• _INPUT RECORDS_
Segment Open
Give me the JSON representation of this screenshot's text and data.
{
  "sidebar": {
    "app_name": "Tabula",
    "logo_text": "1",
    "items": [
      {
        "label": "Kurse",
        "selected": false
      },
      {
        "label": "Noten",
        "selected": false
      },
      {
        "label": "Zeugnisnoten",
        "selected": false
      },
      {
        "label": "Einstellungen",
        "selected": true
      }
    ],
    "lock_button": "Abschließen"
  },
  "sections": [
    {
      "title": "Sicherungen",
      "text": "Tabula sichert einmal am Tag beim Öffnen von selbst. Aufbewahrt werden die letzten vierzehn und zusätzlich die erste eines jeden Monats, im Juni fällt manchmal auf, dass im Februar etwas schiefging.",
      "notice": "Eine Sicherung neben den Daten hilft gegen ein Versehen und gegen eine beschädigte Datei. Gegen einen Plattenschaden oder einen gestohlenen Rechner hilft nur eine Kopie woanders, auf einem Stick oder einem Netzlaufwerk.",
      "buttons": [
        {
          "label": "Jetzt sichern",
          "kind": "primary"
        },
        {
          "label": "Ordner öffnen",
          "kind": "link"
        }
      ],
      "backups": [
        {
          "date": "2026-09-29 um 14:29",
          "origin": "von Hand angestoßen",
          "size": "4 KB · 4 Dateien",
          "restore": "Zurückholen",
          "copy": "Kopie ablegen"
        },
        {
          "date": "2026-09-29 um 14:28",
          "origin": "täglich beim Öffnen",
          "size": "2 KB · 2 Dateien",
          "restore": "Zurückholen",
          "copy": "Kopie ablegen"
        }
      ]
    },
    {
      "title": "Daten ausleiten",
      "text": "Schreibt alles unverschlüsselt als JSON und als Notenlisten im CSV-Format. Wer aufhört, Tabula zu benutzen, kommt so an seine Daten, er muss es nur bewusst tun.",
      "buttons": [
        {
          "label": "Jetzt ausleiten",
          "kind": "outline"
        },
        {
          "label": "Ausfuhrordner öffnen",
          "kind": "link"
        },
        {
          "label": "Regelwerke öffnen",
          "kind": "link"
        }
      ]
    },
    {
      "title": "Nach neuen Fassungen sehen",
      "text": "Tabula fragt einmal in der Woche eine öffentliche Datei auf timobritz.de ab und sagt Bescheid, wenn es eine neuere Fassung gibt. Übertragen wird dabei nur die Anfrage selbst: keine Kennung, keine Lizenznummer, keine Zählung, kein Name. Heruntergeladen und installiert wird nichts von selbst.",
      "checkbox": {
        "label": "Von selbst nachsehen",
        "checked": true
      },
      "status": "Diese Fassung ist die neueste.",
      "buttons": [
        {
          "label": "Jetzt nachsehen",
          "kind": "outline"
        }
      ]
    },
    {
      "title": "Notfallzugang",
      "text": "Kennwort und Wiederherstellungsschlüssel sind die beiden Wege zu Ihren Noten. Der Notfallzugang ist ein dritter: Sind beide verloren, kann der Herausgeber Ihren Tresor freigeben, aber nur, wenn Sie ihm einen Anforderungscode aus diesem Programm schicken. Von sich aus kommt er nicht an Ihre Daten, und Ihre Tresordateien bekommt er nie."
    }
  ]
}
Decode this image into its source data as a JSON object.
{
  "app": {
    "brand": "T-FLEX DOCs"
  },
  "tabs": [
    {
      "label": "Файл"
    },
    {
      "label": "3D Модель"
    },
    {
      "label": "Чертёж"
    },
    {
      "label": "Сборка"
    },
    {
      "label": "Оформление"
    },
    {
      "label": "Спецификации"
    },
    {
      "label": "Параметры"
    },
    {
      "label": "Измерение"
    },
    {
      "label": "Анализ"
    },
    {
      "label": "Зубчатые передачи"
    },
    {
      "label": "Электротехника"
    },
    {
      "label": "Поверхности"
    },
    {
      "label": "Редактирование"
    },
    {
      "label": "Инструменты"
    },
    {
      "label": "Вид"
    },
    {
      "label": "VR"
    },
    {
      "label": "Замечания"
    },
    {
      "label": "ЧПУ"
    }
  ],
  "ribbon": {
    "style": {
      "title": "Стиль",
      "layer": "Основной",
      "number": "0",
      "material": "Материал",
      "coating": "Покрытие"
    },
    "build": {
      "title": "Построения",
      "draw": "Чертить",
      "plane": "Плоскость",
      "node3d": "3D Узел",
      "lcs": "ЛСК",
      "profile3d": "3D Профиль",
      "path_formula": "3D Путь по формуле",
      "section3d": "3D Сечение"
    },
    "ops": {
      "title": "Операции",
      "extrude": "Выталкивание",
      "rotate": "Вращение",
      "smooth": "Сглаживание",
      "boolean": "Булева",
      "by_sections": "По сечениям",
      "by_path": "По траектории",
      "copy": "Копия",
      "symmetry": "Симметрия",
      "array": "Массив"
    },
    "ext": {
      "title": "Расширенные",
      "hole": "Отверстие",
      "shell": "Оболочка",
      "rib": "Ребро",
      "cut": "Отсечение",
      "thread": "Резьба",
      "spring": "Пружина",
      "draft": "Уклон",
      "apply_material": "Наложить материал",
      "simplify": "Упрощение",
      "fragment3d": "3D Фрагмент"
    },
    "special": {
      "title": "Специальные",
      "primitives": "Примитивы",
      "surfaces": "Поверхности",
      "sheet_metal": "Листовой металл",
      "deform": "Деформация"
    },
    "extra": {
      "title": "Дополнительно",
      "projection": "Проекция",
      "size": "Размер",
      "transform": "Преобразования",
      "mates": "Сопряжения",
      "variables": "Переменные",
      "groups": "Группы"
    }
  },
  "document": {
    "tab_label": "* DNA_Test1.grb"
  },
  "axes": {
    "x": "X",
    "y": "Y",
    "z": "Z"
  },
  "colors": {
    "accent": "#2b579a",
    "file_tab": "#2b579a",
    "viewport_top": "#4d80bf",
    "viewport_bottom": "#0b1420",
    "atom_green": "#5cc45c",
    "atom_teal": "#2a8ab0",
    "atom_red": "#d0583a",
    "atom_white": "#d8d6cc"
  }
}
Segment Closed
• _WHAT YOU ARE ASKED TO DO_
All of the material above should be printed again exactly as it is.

• _RESULT OF THE EXERCISE_
Give me the JSON representation of this screenshot's text and data.
{
  "sidebar": {
    "app_name": "Tabula",
    "logo_text": "1",
    "items": [
      {
        "label": "Kurse",
        "selected": false
      },
      {
        "label": "Noten",
        "selected": false
      },
      {
        "label": "Zeugnisnoten",
        "selected": false
      },
      {
        "label": "Einstellungen",
        "selected": true
      }
    ],
    "lock_button": "Abschließen"
  },
  "sections": [
    {
      "title": "Sicherungen",
      "text": "Tabula sichert einmal am Tag beim Öffnen von selbst. Aufbewahrt werden die letzten vierzehn und zusätzlich die erste eines jeden Monats, im Juni fällt manchmal auf, dass im Februar etwas schiefging.",
      "notice": "Eine Sicherung neben den Daten hilft gegen ein Versehen und gegen eine beschädigte Datei. Gegen einen Plattenschaden oder einen gestohlenen Rechner hilft nur eine Kopie woanders, auf einem Stick oder einem Netzlaufwerk.",
      "buttons": [
        {
          "label": "Jetzt sichern",
          "kind": "primary"
        },
        {
          "label": "Ordner öffnen",
          "kind": "link"
        }
      ],
      "backups": [
        {
          "date": "2026-09-29 um 14:29",
          "origin": "von Hand angestoßen",
          "size": "4 KB · 4 Dateien",
          "restore": "Zurückholen",
          "copy": "Kopie ablegen"
        },
        {
          "date": "2026-09-29 um 14:28",
          "origin": "täglich beim Öffnen",
          "size": "2 KB · 2 Dateien",
          "restore": "Zurückholen",
          "copy": "Kopie ablegen"
        }
      ]
    },
    {
      "title": "Daten ausleiten",
      "text": "Schreibt alles unverschlüsselt als JSON und als Notenlisten im CSV-Format. Wer aufhört, Tabula zu benutzen, kommt so an seine Daten, er muss es nur bewusst tun.",
      "buttons": [
        {
          "label": "Jetzt ausleiten",
          "kind": "outline"
        },
        {
          "label": "Ausfuhrordner öffnen",
          "kind": "link"
        },
        {
          "label": "Regelwerke öffnen",
          "kind": "link"
        }
      ]
    },
    {
      "title": "Nach neuen Fassungen sehen",
      "text": "Tabula fragt einmal in der Woche eine öffentliche Datei auf timobritz.de ab und sagt Bescheid, wenn es eine neuere Fassung gibt. Übertragen wird dabei nur die Anfrage selbst: keine Kennung, keine Lizenznummer, keine Zählung, kein Name. Heruntergeladen und installiert wird nichts von selbst.",
      "checkbox": {
        "label": "Von selbst nachsehen",
        "checked": true
      },
      "status": "Diese Fassung ist die neueste.",
      "buttons": [
        {
          "label": "Jetzt nachsehen",
          "kind": "outline"
        }
      ]
    },
    {
      "title": "Notfallzugang",
      "text": "Kennwort und Wiederherstellungsschlüssel sind die beiden Wege zu Ihren Noten. Der Notfallzugang ist ein dritter: Sind beide verloren, kann der Herausgeber Ihren Tresor freigeben, aber nur, wenn Sie ihm einen Anforderungscode aus diesem Programm schicken. Von sich aus kommt er nicht an Ihre Daten, und Ihre Tresordateien bekommt er nie."
    }
  ]
}
Decode this image into its source data as a JSON object.
{
  "app": {
    "brand": "T-FLEX DOCs"
  },
  "tabs": [
    {
      "label": "Файл"
    },
    {
      "label": "3D Модель"
    },
    {
      "label": "Чертёж"
    },
    {
      "label": "Сборка"
    },
    {
      "label": "Оформление"
    },
    {
      "label": "Спецификации"
    },
    {
      "label": "Параметры"
    },
    {
      "label": "Измерение"
    },
    {
      "label": "Анализ"
    },
    {
      "label": "Зубчатые передачи"
    },
    {
      "label": "Электротехника"
    },
    {
      "label": "Поверхности"
    },
    {
      "label": "Редактирование"
    },
    {
      "label": "Инструменты"
    },
    {
      "label": "Вид"
    },
    {
      "label": "VR"
    },
    {
      "label": "Замечания"
    },
    {
      "label": "ЧПУ"
    }
  ],
  "ribbon": {
    "style": {
      "title": "Стиль",
      "layer": "Основной",
      "number": "0",
      "material": "Материал",
      "coating": "Покрытие"
    },
    "build": {
      "title": "Построения",
      "draw": "Чертить",
      "plane": "Плоскость",
      "node3d": "3D Узел",
      "lcs": "ЛСК",
      "profile3d": "3D Профиль",
      "path_formula": "3D Путь по формуле",
      "section3d": "3D Сечение"
    },
    "ops": {
      "title": "Операции",
      "extrude": "Выталкивание",
      "rotate": "Вращение",
      "smooth": "Сглаживание",
      "boolean": "Булева",
      "by_sections": "По сечениям",
      "by_path": "По траектории",
      "copy": "Копия",
      "symmetry": "Симметрия",
      "array": "Массив"
    },
    "ext": {
      "title": "Расширенные",
      "hole": "Отверстие",
      "shell": "Оболочка",
      "rib": "Ребро",
      "cut": "Отсечение",
      "thread": "Резьба",
      "spring": "Пружина",
      "draft": "Уклон",
      "apply_material": "Наложить материал",
      "simplify": "Упрощение",
      "fragment3d": "3D Фрагмент"
    },
    "special": {
      "title": "Специальные",
      "primitives": "Примитивы",
      "surfaces": "Поверхности",
      "sheet_metal": "Листовой металл",
      "deform": "Деформация"
    },
    "extra": {
      "title": "Дополнительно",
      "projection": "Проекция",
      "size": "Размер",
      "transform": "Преобразования",
      "mates": "Сопряжения",
      "variables": "Переменные",
      "groups": "Группы"
    }
  },
  "document": {
    "tab_label": "* DNA_Test1.grb"
  },
  "axes": {
    "x": "X",
    "y": "Y",
    "z": "Z"
  },
  "colors": {
    "accent": "#2b579a",
    "file_tab": "#2b579a",
    "viewport_top": "#4d80bf",
    "viewport_bottom": "#0b1420",
    "atom_green": "#5cc45c",
    "atom_teal": "#2a8ab0",
    "atom_red": "#d0583a",
    "atom_white": "#d8d6cc"
  }
}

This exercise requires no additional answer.